The critical point is that in introducing the Regional Music Festival of Iran, which has been held regularly for the past 14 years, a collection of dozens of different types of music in Iran, such as Azerbaijan, Kurdish, Lori, Bakhtiari, Zar, Turkmen, Baluchi, Qashqai, Khorasani, and Gilaki, Mazandarani are presented. Connecting Iranian music with celebrations and diversity of Iranian music, variety of instruments, as well as creating cultural interactions with neighboring countries through regional music, are some of the most critical components provided by Iran to record regional music at the meeting of Seoul World Intangible Heritage Center and Asian Studies Center in IKAS Samarghand.

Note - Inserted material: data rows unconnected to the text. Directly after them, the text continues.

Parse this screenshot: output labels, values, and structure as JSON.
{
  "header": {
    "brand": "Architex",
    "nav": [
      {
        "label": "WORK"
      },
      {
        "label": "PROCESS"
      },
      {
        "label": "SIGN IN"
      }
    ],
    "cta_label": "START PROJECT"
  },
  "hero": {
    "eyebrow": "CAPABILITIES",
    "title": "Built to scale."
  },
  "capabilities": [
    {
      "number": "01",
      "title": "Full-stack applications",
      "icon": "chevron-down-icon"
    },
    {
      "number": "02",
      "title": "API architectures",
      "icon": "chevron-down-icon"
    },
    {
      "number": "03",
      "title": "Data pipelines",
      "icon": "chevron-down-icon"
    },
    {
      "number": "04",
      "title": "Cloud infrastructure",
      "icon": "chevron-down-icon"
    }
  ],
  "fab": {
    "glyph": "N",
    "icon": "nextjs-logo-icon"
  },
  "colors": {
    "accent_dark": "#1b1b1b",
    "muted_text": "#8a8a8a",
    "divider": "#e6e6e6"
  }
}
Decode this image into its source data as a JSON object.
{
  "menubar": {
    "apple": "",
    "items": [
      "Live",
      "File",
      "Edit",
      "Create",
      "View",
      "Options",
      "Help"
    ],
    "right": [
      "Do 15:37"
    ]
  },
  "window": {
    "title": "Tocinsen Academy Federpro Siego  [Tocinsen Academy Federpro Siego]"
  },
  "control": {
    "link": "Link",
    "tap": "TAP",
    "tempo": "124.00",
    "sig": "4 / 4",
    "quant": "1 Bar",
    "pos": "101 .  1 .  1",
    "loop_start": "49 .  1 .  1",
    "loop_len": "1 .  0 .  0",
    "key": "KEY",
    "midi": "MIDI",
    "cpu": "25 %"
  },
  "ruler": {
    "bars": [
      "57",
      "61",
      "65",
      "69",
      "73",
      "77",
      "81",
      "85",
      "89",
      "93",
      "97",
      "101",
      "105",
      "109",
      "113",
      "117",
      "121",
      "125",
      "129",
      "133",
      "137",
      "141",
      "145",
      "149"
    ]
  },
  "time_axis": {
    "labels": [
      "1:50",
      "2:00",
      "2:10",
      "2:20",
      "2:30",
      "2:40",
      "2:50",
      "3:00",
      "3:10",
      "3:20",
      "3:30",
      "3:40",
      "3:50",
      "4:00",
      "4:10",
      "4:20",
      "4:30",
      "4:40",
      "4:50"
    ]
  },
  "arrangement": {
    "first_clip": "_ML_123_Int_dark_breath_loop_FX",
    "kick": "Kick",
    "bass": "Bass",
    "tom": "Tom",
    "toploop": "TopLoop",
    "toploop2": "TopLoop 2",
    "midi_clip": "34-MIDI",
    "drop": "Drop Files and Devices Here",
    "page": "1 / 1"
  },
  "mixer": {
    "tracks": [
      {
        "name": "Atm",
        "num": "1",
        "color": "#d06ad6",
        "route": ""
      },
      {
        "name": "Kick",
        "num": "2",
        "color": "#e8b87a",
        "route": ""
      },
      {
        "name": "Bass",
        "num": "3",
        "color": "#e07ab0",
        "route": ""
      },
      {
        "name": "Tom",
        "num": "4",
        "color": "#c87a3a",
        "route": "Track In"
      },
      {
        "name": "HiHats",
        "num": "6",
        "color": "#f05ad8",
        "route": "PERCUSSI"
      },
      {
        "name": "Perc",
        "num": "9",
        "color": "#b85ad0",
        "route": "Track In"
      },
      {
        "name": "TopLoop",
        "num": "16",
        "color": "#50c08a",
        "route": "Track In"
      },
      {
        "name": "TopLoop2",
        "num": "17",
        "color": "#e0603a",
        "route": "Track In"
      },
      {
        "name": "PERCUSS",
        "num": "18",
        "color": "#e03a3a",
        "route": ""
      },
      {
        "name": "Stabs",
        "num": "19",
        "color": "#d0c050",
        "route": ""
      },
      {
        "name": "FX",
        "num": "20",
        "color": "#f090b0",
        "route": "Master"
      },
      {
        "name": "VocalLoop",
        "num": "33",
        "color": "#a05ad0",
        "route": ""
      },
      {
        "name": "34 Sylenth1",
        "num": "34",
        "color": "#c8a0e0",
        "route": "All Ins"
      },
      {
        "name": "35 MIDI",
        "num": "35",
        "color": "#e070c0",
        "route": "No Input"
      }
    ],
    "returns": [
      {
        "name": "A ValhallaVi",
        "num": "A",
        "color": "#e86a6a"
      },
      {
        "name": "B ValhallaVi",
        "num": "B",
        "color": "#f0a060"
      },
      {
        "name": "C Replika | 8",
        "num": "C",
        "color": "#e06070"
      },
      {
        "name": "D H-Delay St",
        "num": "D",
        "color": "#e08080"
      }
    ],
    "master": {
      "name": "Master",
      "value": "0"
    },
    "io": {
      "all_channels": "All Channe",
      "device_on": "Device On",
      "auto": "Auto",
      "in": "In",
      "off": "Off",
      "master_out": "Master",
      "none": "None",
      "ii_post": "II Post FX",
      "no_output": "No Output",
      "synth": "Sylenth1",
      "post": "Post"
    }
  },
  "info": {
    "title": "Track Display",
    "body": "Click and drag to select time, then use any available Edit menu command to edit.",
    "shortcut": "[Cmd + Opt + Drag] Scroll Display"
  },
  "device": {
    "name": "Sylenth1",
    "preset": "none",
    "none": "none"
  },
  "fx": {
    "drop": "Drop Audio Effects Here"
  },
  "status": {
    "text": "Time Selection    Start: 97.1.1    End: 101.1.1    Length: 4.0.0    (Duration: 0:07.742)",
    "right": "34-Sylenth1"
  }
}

One of the most important events of these meetings was that based on IKAS proposal it was decided that in addition to the national files of each country, a joint file called “Nowruz,” which has already been registered in the UNESCO world intangible heritage and which was proposed by Iran as the host of the Nowruz club and secretariat, be completed, since in addition to the celebrations that deserves an all-encompassing and universal celebration from Asia and the Pacific.
At the same meeting, Mongolia suggested that it wanted to join the Nowruz Club because one of the Kazakh tribes in Mongolia is celebrating the festival with all its components.
The ancient Nowruz celebration was registered in the UNESCO Intangible Heritage List on September 30, 2009, with the membership of seven countries, including Iran, Azerbaijan, India, Kyrgyzstan, Pakistan, Turkey, and Uzbekistan. In 2016, since Afghanistan, Iraq, Kazakestan, Tajikestan and Turkamanestan also requested for membership, the ancient Nowruz celebration was registered as a joint celebration of all these countries.
Iran has also prepared and submitted Yalda and Mehregan celebration files for inclusion in the UNESCO Intangible Heritage List, but these files have not yet been registered globally. Yalda celebration was also registered in the list of national intangible heritage in 2019.